• **Data excerpts**
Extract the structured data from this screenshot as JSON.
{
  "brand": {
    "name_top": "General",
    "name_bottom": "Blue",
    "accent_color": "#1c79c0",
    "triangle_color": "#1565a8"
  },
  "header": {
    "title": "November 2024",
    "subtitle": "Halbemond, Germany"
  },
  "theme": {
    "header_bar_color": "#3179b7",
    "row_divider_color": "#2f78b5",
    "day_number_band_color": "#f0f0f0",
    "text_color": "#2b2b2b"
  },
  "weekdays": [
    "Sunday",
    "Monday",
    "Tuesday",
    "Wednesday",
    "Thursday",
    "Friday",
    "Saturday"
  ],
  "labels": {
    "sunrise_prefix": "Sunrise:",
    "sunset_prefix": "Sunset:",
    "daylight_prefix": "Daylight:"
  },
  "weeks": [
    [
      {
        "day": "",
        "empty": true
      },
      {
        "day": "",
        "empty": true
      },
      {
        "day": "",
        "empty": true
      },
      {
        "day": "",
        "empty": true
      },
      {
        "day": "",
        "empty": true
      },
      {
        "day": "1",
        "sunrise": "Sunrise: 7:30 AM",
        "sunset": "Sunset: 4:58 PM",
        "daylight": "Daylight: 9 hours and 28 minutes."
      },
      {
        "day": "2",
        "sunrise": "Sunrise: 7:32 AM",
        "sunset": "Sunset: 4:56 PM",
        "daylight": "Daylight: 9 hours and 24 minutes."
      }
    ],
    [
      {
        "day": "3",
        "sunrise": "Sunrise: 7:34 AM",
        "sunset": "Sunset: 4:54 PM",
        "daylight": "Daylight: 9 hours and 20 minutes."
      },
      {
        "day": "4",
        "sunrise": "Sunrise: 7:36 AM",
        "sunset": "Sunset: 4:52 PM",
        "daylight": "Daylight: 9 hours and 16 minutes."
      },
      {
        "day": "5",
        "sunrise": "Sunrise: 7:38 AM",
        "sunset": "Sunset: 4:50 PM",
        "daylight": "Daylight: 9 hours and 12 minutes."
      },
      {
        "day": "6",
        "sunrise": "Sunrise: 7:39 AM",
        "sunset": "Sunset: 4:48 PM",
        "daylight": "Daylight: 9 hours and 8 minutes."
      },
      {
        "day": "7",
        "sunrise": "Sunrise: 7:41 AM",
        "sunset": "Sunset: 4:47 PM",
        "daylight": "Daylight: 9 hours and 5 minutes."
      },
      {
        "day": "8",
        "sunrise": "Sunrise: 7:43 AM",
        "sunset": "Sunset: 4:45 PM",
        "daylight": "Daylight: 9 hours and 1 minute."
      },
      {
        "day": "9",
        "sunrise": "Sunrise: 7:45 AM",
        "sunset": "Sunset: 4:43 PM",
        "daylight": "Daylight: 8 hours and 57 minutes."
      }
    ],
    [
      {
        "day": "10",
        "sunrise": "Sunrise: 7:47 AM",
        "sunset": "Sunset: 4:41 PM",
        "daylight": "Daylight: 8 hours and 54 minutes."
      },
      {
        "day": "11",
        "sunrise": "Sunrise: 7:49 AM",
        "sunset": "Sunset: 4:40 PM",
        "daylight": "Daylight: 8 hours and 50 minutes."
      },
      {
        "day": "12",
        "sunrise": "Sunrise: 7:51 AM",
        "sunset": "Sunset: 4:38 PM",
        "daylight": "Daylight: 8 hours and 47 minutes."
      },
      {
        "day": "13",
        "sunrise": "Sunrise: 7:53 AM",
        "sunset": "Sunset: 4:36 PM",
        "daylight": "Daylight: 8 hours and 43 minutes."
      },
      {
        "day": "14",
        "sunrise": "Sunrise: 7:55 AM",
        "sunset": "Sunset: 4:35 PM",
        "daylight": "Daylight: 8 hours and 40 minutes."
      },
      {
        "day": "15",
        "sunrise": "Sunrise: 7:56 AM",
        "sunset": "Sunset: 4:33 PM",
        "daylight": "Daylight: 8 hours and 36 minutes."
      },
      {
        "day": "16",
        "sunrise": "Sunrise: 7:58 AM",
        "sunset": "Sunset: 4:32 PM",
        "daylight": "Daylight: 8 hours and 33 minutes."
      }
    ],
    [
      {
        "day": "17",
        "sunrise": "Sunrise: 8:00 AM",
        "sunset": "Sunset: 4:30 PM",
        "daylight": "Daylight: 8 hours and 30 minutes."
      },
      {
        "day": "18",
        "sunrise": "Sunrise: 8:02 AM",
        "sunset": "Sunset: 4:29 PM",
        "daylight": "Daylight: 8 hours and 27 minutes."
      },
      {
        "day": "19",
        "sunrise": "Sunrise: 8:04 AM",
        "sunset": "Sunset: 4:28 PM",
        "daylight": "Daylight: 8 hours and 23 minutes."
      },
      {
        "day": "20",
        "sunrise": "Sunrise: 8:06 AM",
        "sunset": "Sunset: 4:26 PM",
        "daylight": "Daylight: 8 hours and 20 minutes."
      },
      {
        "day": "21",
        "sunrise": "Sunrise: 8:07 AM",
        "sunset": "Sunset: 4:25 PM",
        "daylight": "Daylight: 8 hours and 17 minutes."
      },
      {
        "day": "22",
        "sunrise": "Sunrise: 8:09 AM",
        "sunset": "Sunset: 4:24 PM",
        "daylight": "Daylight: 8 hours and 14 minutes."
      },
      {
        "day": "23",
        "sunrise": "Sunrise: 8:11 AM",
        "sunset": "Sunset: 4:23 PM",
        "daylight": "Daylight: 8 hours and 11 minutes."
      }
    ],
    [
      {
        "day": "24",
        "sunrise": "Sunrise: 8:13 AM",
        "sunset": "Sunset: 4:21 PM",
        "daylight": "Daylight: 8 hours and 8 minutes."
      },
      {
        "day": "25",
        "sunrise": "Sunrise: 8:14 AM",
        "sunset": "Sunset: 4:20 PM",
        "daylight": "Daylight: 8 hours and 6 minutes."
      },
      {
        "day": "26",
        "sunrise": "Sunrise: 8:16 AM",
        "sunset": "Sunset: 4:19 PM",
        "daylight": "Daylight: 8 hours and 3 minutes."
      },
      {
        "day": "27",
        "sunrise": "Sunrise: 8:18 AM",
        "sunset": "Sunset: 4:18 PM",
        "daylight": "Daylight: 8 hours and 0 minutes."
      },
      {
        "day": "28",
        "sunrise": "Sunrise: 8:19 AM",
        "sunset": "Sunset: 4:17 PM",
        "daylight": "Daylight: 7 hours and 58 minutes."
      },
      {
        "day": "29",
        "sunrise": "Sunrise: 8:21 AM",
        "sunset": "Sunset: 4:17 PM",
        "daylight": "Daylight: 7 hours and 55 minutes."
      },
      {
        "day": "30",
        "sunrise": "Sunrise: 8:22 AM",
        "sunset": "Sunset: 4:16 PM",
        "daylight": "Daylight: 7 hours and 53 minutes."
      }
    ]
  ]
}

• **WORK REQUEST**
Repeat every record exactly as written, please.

• **RESULT**
Extract the structured data from this screenshot as JSON.
{
  "brand": {
    "name_top": "General",
    "name_bottom": "Blue",
    "accent_color": "#1c79c0",
    "triangle_color": "#1565a8"
  },
  "header": {
    "title": "November 2024",
    "subtitle": "Halbemond, Germany"
  },
  "theme": {
    "header_bar_color": "#3179b7",
    "row_divider_color": "#2f78b5",
    "day_number_band_color": "#f0f0f0",
    "text_color": "#2b2b2b"
  },
  "weekdays": [
    "Sunday",
    "Monday",
    "Tuesday",
    "Wednesday",
    "Thursday",
    "Friday",
    "Saturday"
  ],
  "labels": {
    "sunrise_prefix": "Sunrise:",
    "sunset_prefix": "Sunset:",
    "daylight_prefix": "Daylight:"
  },
  "weeks": [
    [
      {
        "day": "",
        "empty": true
      },
      {
        "day": "",
        "empty": true
      },
      {
        "day": "",
        "empty": true
      },
      {
        "day": "",
        "empty": true
      },
      {
        "day": "",
        "empty": true
      },
      {
        "day": "1",
        "sunrise": "Sunrise: 7:30 AM",
        "sunset": "Sunset: 4:58 PM",
        "daylight": "Daylight: 9 hours and 28 minutes."
      },
      {
        "day": "2",
        "sunrise": "Sunrise: 7:32 AM",
        "sunset": "Sunset: 4:56 PM",
        "daylight": "Daylight: 9 hours and 24 minutes."
      }
    ],
    [
      {
        "day": "3",
        "sunrise": "Sunrise: 7:34 AM",
        "sunset": "Sunset: 4:54 PM",
        "daylight": "Daylight: 9 hours and 20 minutes."
      },
      {
        "day": "4",
        "sunrise": "Sunrise: 7:36 AM",
        "sunset": "Sunset: 4:52 PM",
        "daylight": "Daylight: 9 hours and 16 minutes."
      },
      {
        "day": "5",
        "sunrise": "Sunrise: 7:38 AM",
        "sunset": "Sunset: 4:50 PM",
        "daylight": "Daylight: 9 hours and 12 minutes."
      },
      {
        "day": "6",
        "sunrise": "Sunrise: 7:39 AM",
        "sunset": "Sunset: 4:48 PM",
        "daylight": "Daylight: 9 hours and 8 minutes."
      },
      {
        "day": "7",
        "sunrise": "Sunrise: 7:41 AM",
        "sunset": "Sunset: 4:47 PM",
        "daylight": "Daylight: 9 hours and 5 minutes."
      },
      {
        "day": "8",
        "sunrise": "Sunrise: 7:43 AM",
        "sunset": "Sunset: 4:45 PM",
        "daylight": "Daylight: 9 hours and 1 minute."
      },
      {
        "day": "9",
        "sunrise": "Sunrise: 7:45 AM",
        "sunset": "Sunset: 4:43 PM",
        "daylight": "Daylight: 8 hours and 57 minutes."
      }
    ],
    [
      {
        "day": "10",
        "sunrise": "Sunrise: 7:47 AM",
        "sunset": "Sunset: 4:41 PM",
        "daylight": "Daylight: 8 hours and 54 minutes."
      },
      {
        "day": "11",
        "sunrise": "Sunrise: 7:49 AM",
        "sunset": "Sunset: 4:40 PM",
        "daylight": "Daylight: 8 hours and 50 minutes."
      },
      {
        "day": "12",
        "sunrise": "Sunrise: 7:51 AM",
        "sunset": "Sunset: 4:38 PM",
        "daylight": "Daylight: 8 hours and 47 minutes."
      },
      {
        "day": "13",
        "sunrise": "Sunrise: 7:53 AM",
        "sunset": "Sunset: 4:36 PM",
        "daylight": "Daylight: 8 hours and 43 minutes."
      },
      {
        "day": "14",
        "sunrise": "Sunrise: 7:55 AM",
        "sunset": "Sunset: 4:35 PM",
        "daylight": "Daylight: 8 hours and 40 minutes."
      },
      {
        "day": "15",
        "sunrise": "Sunrise: 7:56 AM",
        "sunset": "Sunset: 4:33 PM",
        "daylight": "Daylight: 8 hours and 36 minutes."
      },
      {
        "day": "16",
        "sunrise": "Sunrise: 7:58 AM",
        "sunset": "Sunset: 4:32 PM",
        "daylight": "Daylight: 8 hours and 33 minutes."
      }
    ],
    [
      {
        "day": "17",
        "sunrise": "Sunrise: 8:00 AM",
        "sunset": "Sunset: 4:30 PM",
        "daylight": "Daylight: 8 hours and 30 minutes."
      },
      {
        "day": "18",
        "sunrise": "Sunrise: 8:02 AM",
        "sunset": "Sunset: 4:29 PM",
        "daylight": "Daylight: 8 hours and 27 minutes."
      },
      {
        "day": "19",
        "sunrise": "Sunrise: 8:04 AM",
        "sunset": "Sunset: 4:28 PM",
        "daylight": "Daylight: 8 hours and 23 minutes."
      },
      {
        "day": "20",
        "sunrise": "Sunrise: 8:06 AM",
        "sunset": "Sunset: 4:26 PM",
        "daylight": "Daylight: 8 hours and 20 minutes."
      },
      {
        "day": "21",
        "sunrise": "Sunrise: 8:07 AM",
        "sunset": "Sunset: 4:25 PM",
        "daylight": "Daylight: 8 hours and 17 minutes."
      },
      {
        "day": "22",
        "sunrise": "Sunrise: 8:09 AM",
        "sunset": "Sunset: 4:24 PM",
        "daylight": "Daylight: 8 hours and 14 minutes."
      },
      {
        "day": "23",
        "sunrise": "Sunrise: 8:11 AM",
        "sunset": "Sunset: 4:23 PM",
        "daylight": "Daylight: 8 hours and 11 minutes."
      }
    ],
    [
      {
        "day": "24",
        "sunrise": "Sunrise: 8:13 AM",
        "sunset": "Sunset: 4:21 PM",
        "daylight": "Daylight: 8 hours and 8 minutes."
      },
      {
        "day": "25",
        "sunrise": "Sunrise: 8:14 AM",
        "sunset": "Sunset: 4:20 PM",
        "daylight": "Daylight: 8 hours and 6 minutes."
      },
      {
        "day": "26",
        "sunrise": "Sunrise: 8:16 AM",
        "sunset": "Sunset: 4:19 PM",
        "daylight": "Daylight: 8 hours and 3 minutes."
      },
      {
        "day": "27",
        "sunrise": "Sunrise: 8:18 AM",
        "sunset": "Sunset: 4:18 PM",
        "daylight": "Daylight: 8 hours and 0 minutes."
      },
      {
        "day": "28",
        "sunrise": "Sunrise: 8:19 AM",
        "sunset": "Sunset: 4:17 PM",
        "daylight": "Daylight: 7 hours and 58 minutes."
      },
      {
        "day": "29",
        "sunrise": "Sunrise: 8:21 AM",
        "sunset": "Sunset: 4:17 PM",
        "daylight": "Daylight: 7 hours and 55 minutes."
      },
      {
        "day": "30",
        "sunrise": "Sunrise: 8:22 AM",
        "sunset": "Sunset: 4:16 PM",
        "daylight": "Daylight: 7 hours and 53 minutes."
      }
    ]
  ]
}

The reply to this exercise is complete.